The 2019 Toronto Waterfront event marks Levins’ most recent marathon when he clocked 2:15:01 after breaking Jerome Drayton’s 43-year-old Canadian mark 12 months earlier in Toronto in his debut marathon.
WATCH | Cam Levins breaks Canadian marathon record:
“Cam is healthy and has been feeling good through this entire year,” Finlayson said. “Being able to build for a couple of seasons without interruption has given him a lot of poise in his running.”
Woodfine, like Levins, is excited to see how he performs in London after a strong summer of training that included four or five quality long runs of 30-40 km on a 1.8 km flat loop course near his home in the Ottawa Valley.

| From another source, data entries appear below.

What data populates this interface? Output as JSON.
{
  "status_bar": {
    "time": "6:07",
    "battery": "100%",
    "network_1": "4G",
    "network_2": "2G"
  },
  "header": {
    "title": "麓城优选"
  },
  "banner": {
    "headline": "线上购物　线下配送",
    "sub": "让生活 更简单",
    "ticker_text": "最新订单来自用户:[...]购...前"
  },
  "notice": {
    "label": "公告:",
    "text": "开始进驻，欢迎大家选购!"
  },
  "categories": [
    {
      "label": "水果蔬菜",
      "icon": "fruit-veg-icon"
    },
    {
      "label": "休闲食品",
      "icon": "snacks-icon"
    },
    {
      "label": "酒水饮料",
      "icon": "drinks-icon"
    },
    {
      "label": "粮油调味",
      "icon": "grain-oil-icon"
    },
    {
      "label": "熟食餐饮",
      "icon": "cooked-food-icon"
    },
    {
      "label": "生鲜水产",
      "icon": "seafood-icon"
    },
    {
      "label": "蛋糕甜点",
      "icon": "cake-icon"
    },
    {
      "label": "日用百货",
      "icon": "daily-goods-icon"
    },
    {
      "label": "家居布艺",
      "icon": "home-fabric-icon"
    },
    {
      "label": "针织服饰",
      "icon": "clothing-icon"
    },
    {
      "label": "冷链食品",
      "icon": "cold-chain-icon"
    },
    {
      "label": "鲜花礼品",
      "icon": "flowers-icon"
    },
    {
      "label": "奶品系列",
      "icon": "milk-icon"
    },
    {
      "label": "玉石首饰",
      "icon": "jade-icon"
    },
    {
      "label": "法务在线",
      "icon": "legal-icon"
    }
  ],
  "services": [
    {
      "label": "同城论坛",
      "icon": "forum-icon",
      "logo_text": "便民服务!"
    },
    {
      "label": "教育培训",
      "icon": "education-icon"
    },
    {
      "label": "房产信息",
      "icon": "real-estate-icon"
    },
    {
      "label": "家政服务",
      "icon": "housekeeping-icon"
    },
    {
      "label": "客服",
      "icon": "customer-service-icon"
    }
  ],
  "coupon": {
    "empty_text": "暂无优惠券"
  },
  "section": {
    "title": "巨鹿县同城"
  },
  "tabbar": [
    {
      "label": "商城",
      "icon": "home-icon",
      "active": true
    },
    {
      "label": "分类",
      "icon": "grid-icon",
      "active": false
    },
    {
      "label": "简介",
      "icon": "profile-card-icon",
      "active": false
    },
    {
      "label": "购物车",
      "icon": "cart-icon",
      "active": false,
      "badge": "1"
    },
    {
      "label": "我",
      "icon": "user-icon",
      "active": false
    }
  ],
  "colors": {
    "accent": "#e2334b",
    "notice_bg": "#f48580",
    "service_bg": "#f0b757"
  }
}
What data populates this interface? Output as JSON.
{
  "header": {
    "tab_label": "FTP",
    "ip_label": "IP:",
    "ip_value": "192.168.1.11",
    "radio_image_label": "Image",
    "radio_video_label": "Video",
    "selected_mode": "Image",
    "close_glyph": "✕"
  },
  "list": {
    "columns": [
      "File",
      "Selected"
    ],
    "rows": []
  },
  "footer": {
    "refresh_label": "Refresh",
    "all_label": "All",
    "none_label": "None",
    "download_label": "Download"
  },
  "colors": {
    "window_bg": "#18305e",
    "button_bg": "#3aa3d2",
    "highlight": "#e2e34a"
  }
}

“I think he’s going to surprise some people,” Levins said of Woodfine, with whom he trained in Kenya earlier this year.
Woodfine raised eyebrows late in 2019 when he finished second to Trevor Hofbauer among Canadian men in the Toronto Waterfront Marathon as his 2:13:16 finish was a two-second drop from his previous PB of 2:15:19, set nine months earlier in Houston.
“[London] might be the fastest marathon course I get to run in my career so I’m excited to have had the buildup I’ve had,” said Woodfine, 27. “I’ve been able to hit times and paces I’ve never hit before. Anytime I do similar workouts to my Toronto build I’ve been running much faster, so I take a lot of confidence from that.”
Strong 2019 seasons by Paralympians
Woodfine told CBC Sports the addition of 5,000- and 10,000-metre track work to his summer training has made the slower-type marathon workouts “more relaxing and easy.”
Meanwhile, defending women’s champion Brigid Kosgei of Kenya will headline a field of 29 elite runners that doesn’t include Canadians. However, Canada’s Brent Lakatos and Josh Cassidy are part of the field of 15 in the men’s wheelchair race on Sunday at 8:15 a.m. after finishing 12th and 18th, respectively, last year.
Today was my last extreme workout before <a href=”https://twitter.com/LondonMarathon?ref_src=twsrc%5Etfw”>@LondonMarathon</a>. A what a confidence booster it was! Now begins a 2 week taper. So grateful that the organisers have been able to put on this event amid covid. Can’t wait!
Lakatos, who lives about 140 km northwest of London in Longborough, England, finished the 2019 season with two gold medals and a silver at the World Para Athletics Championships. The 40-year-old Montreal native has won 18 WPA medals, including 13 gold.
WATCH | Brent Lakatos earns world silver medal in men’s 400m T53:
An engineering grad from the University of Texas, Lakatos will probably test the racing wheelchair he designed earlier this year ahead of what he hoped would be his fifth Paralympic appearance.
In June, the seven-time Paralympic medallist, 11-time world champion and 2018 Berlin Marathon champ was named Para-athlete of the year by Athletics Canada.
Cassidy of Port Elgin, Ont., won the 2010 London Marathon and placed ninth at the Boston Marathon in 2019 in 1:29.59, eight minutes behind American Daniel Romanchuk, who’s in London to try to defend his title.
The 35-year-old Cassidy is a three-time Paralympian and 2015 Parapan Am triple silver medallist. At last year’s worlds, he competed in the 800 metres, 1,500 and 5,000 but failed to advance to the second round.